1120 The Human Oral Microbiome: A Status Report

Friday, March 23, 2012: 3:30 p.m. - 4:45 p.m.
Presentation Type: Poster Session
J.M. BLANTON1, A.T. KIREGA2, L. YANG3, T. CHEN4, C. LEONETTI1, A. TANNER2, W. WADE5, B.J. PASTER2, F.E. DEWHIRST2, and J. IZARD2, 1Molecular Genetics, Forsyth Institute, Cambridge, MA, 2Forsyth Institute, Cambridge, MA, 3Molecular Genetics, Forsyth Institute, Cambridge, 4The Forsyth Institute, Cambridge, MA, 5Microbiology, King's College London, London, England, Uk
Objectives: For the past six years our group has been supported by NIDCR grant DE016937 to fulfil the following major goals:  1) To create a publically available database with access to a curated taxonomic scheme for provisional naming of the more than 600 oral taxa, and to allow viewing of annotated genomes for all sequenced oral bacteria; 2) To prepare DNA from phylogenetically diverse oral bacteria for genome sequencing by the Human Microbiome Project (HMP) sequencing centers; and 3) To identify isolates of previously uncultivated oral taxa and deposit them with a major culture collection.

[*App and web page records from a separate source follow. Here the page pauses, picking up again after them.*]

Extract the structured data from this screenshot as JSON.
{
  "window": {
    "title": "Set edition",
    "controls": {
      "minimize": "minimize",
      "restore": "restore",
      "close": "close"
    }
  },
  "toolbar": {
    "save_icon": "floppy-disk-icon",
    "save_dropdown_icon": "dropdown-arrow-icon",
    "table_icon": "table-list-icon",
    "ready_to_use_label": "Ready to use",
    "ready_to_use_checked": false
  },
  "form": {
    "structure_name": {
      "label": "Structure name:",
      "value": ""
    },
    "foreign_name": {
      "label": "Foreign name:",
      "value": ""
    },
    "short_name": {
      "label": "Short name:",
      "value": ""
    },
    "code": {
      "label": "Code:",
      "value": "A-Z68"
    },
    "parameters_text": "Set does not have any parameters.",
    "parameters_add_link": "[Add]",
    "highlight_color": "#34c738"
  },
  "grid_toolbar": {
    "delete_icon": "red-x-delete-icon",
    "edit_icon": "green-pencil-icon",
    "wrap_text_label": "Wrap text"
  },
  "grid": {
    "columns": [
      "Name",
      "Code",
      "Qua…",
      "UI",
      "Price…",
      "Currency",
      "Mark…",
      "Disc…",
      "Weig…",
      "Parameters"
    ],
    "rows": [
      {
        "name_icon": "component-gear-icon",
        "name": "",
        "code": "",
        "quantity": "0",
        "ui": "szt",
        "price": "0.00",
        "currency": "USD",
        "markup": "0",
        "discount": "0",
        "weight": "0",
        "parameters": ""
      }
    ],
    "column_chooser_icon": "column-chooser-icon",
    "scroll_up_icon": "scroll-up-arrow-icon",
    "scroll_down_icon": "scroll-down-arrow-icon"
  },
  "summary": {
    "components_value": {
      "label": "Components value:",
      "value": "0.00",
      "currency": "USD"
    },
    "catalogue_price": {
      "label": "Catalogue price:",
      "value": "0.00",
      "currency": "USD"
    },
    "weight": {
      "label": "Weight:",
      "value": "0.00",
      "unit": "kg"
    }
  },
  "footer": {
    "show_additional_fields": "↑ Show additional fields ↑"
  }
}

Methods: Our approach to this this project has been described extensively in the publication (Dewhirst et al. 2010. J. Bacteriol 192:5002-17).

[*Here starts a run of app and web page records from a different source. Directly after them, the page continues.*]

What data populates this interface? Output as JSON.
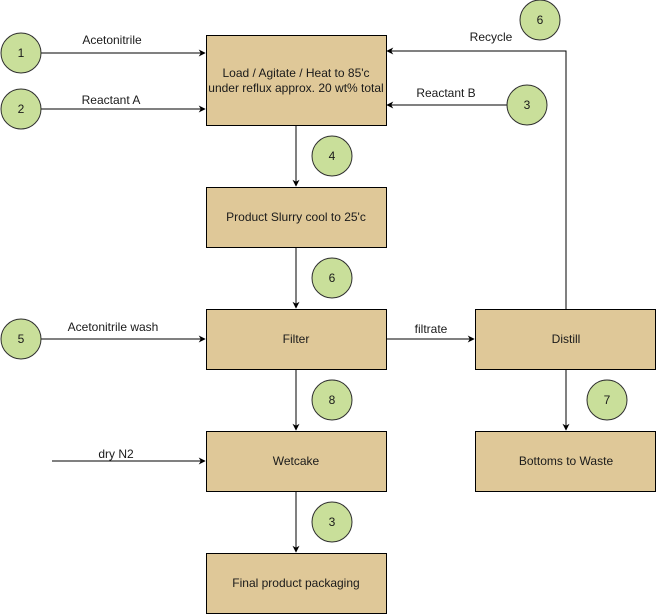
{
  "diagram": {
    "colors": {
      "process_fill": "#dfc898",
      "stream_fill": "#c9df9a",
      "stroke": "#000000"
    },
    "processes": {
      "reactor": {
        "line1": "Load / Agitate / Heat to 85'c",
        "line2": "under reflux approx. 20 wt% total"
      },
      "slurry": {
        "label": "Product Slurry cool to 25'c"
      },
      "filter": {
        "label": "Filter"
      },
      "distill": {
        "label": "Distill"
      },
      "wetcake": {
        "label": "Wetcake"
      },
      "waste": {
        "label": "Bottoms to Waste"
      },
      "packaging": {
        "label": "Final product packaging"
      }
    },
    "streams": {
      "s1": "1",
      "s2": "2",
      "s3_reactant_b": "3",
      "s4": "4",
      "s6_recycle": "6",
      "s6_slurry": "6",
      "s5": "5",
      "s8": "8",
      "s7": "7",
      "s3_packaging": "3"
    },
    "edge_labels": {
      "acetonitrile": "Acetonitrile",
      "reactant_a": "Reactant A",
      "reactant_b": "Reactant B",
      "recycle": "Recycle",
      "acetonitrile_wash": "Acetonitrile wash",
      "filtrate": "filtrate",
      "dry_n2": "dry N2"
    }
  }
}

Results: The HOMD database currently contains 574 annotated genomes of oral bacteria from 184 taxa (multiple genomes being available for a few taxa).  We have sent DNA from 173 oral strains representing 154 taxa to the HMP sequencing centers.  Of the 173 strains, 120 are from named taxa and 53 from unnamed taxa.  Examination of the Wade, Tanner and Moore’s culture collections by 16S rRNA sequencing has allowed us to identify strains for over 200 previously uncultivated oral taxa.  The majority of these isolates represent Human Oral Taxa (HOT) known previously as phylotypes, but a few are totally novel and are assigned new HOT numbers.  These isolates will have their genomes sequenced and be deposited with the BEI/ATCC resource.

Conclusions: Our group has created the Human Oral Microbiome Database as a bioinformatics resource for the scientific community.  We have been the major contributor of highly purified DNA for generating reference genomes for the oral microbiome as part of the HMP.  We have successfully identified strains from a large number of previously uncultivated oral taxa and are making them available through a permanent culture collection.

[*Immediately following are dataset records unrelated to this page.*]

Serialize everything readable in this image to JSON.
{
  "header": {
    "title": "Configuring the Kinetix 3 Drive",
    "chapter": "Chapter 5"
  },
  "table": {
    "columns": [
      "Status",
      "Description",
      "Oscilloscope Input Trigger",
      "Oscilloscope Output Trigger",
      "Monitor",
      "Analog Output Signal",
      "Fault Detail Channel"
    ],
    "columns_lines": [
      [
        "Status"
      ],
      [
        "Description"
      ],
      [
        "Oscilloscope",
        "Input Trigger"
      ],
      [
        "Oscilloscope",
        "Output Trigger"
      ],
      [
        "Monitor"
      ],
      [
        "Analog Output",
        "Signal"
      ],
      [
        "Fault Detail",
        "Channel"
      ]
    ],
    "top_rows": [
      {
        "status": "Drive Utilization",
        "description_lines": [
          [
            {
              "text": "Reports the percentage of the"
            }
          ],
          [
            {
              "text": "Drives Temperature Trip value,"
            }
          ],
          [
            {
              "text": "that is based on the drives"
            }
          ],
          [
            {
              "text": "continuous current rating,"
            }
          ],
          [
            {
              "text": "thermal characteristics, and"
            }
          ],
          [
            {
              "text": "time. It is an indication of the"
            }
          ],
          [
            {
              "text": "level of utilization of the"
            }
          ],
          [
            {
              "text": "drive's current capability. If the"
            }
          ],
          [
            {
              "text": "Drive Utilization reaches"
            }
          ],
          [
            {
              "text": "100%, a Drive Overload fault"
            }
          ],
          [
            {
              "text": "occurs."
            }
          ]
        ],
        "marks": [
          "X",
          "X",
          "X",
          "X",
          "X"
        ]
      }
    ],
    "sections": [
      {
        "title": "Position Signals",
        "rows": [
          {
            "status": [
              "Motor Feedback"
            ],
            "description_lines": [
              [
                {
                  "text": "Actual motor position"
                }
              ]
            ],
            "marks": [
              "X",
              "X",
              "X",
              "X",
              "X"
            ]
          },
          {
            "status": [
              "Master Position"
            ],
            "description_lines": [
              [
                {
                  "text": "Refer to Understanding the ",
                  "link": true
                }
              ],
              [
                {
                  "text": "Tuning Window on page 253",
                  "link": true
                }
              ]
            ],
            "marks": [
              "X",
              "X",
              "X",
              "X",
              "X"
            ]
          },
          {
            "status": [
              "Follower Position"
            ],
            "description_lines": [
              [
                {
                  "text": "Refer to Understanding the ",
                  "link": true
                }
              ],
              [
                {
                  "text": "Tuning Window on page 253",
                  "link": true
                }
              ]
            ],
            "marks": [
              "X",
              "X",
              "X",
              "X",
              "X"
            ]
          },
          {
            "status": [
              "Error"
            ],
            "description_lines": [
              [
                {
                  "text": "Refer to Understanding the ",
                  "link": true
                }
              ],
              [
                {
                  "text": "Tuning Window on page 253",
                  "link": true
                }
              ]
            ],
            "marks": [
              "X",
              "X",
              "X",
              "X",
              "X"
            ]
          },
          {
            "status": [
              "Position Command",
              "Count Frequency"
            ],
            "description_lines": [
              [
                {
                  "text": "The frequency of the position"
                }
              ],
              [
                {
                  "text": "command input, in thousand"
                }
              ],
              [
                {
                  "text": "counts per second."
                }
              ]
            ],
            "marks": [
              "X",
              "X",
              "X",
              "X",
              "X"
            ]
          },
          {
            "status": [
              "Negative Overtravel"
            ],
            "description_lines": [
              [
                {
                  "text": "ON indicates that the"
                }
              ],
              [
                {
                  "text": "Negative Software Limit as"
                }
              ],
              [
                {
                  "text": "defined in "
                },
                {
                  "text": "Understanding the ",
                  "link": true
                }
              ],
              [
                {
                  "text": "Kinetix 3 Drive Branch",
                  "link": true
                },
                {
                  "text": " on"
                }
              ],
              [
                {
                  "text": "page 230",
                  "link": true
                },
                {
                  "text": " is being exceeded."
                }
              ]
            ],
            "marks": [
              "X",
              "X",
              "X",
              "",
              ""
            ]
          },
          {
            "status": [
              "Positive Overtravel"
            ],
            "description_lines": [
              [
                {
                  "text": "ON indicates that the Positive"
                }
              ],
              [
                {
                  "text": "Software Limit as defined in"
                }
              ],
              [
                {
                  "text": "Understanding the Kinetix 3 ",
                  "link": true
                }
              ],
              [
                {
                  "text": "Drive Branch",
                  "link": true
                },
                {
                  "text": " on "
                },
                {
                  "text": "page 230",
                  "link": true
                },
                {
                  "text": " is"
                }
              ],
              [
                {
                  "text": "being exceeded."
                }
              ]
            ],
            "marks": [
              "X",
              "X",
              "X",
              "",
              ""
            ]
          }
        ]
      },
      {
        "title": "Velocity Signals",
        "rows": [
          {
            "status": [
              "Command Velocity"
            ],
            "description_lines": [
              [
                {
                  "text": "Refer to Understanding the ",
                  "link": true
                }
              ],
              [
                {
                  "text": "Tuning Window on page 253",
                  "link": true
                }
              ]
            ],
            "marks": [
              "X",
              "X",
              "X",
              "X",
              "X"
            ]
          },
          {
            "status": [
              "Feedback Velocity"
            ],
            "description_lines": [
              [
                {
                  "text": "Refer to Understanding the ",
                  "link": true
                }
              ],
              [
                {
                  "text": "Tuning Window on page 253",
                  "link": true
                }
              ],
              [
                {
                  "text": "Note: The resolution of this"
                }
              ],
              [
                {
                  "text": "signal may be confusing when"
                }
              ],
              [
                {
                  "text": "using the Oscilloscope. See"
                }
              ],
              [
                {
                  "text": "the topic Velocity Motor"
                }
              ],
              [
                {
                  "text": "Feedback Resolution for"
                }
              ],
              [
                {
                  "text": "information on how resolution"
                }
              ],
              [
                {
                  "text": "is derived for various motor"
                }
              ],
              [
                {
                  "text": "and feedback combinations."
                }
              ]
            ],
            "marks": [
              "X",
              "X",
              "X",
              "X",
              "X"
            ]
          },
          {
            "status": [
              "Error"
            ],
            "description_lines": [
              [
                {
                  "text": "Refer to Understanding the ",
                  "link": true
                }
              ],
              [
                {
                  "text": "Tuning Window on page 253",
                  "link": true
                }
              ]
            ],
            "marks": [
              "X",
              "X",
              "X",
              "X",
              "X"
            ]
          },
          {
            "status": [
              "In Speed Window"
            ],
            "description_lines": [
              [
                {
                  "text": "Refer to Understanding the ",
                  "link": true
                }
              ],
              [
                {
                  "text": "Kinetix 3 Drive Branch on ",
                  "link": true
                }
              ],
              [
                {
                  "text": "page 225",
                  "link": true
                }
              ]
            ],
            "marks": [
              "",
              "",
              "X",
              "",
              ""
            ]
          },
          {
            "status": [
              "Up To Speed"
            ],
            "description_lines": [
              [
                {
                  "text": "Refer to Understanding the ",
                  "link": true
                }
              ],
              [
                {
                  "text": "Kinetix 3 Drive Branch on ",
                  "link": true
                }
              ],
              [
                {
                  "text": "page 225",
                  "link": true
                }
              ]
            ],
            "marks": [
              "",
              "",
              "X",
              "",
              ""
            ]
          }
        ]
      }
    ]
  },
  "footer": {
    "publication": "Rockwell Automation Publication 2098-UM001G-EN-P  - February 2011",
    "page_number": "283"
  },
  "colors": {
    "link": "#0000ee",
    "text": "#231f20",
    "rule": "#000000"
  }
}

This abstract is based on research that was funded entirely or partially by an outside source: NIDCR grant DE016937

Keywords: Bacterial, Biofilm, Host-microbial interactions, Microbiology and Oral biology